──────── MATERIAL PROVIDED

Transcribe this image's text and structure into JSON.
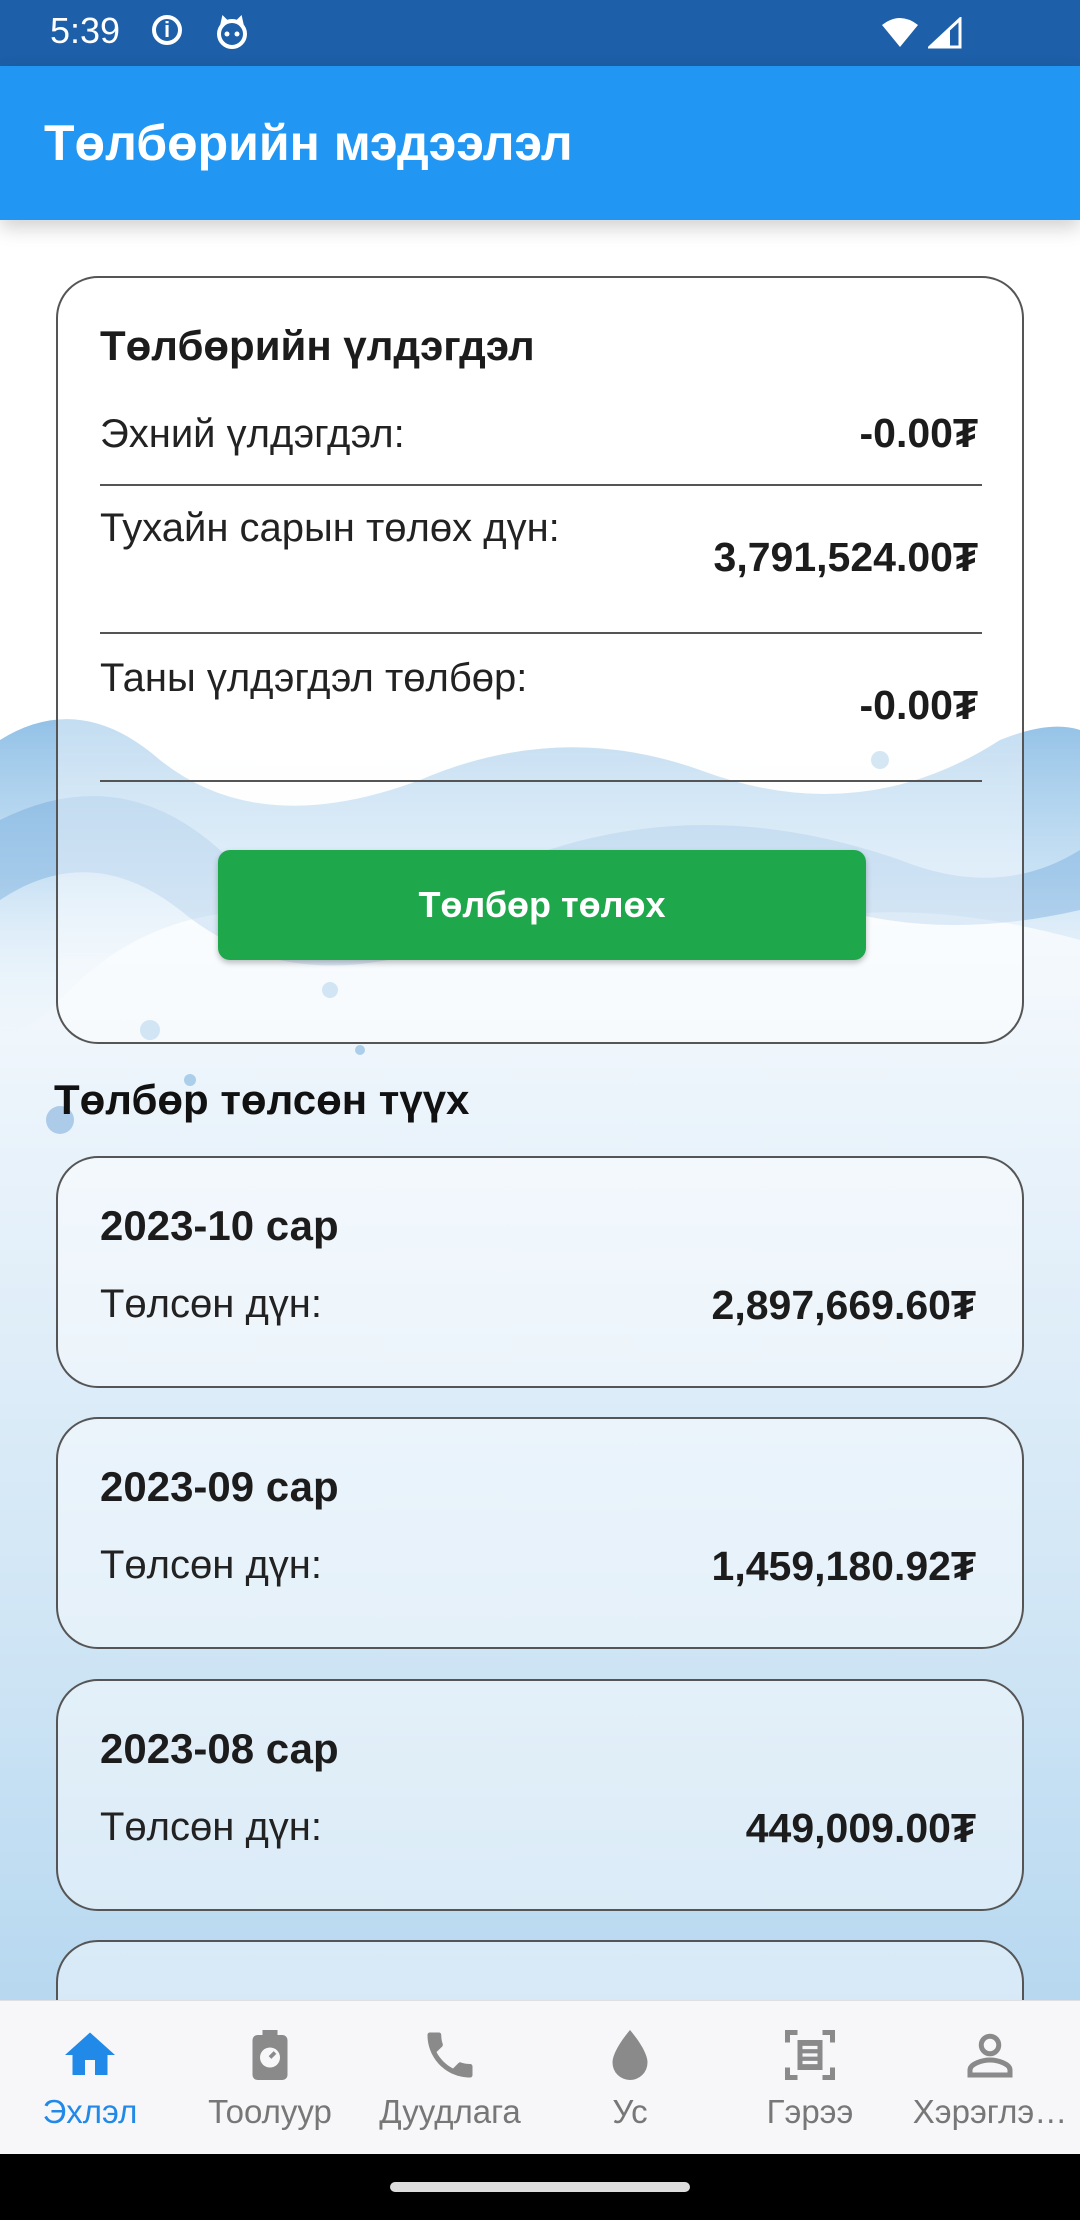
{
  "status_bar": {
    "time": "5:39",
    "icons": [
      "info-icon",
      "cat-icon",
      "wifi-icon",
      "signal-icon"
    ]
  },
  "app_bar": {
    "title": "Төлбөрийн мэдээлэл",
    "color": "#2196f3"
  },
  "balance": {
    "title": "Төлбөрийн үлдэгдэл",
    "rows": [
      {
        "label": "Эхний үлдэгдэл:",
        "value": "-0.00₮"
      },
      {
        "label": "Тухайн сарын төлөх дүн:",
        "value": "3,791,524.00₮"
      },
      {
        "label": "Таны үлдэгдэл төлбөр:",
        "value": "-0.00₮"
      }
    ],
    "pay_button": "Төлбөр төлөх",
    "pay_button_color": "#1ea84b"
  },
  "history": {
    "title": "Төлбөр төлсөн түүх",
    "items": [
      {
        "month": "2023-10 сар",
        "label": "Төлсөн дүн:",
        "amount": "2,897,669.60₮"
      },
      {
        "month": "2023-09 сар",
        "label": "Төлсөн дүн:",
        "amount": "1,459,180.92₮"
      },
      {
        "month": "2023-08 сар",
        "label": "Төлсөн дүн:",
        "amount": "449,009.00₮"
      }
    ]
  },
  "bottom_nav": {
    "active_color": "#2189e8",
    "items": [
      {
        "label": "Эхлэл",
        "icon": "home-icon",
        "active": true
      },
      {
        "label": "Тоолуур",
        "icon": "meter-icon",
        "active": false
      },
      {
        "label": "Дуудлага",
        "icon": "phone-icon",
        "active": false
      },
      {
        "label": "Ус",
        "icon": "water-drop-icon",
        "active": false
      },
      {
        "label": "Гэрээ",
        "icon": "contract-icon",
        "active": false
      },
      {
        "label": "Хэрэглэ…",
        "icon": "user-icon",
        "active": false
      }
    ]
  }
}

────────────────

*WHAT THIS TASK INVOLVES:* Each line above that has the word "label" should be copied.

*SOLUTION FOR THIS PROBLEM:*
        "label": "Эхний үлдэгдэл:",
        "label": "Тухайн сарын төлөх дүн:",
        "label": "Таны үлдэгдэл төлбөр:",
        "label": "Төлсөн дүн:",
        "label": "Төлсөн дүн:",
        "label": "Төлсөн дүн:",
        "label": "Эхлэл",
        "label": "Тоолуур",
        "label": "Дуудлага",
        "label": "Ус",
        "label": "Гэрээ",
        "label": "Хэрэглэ…",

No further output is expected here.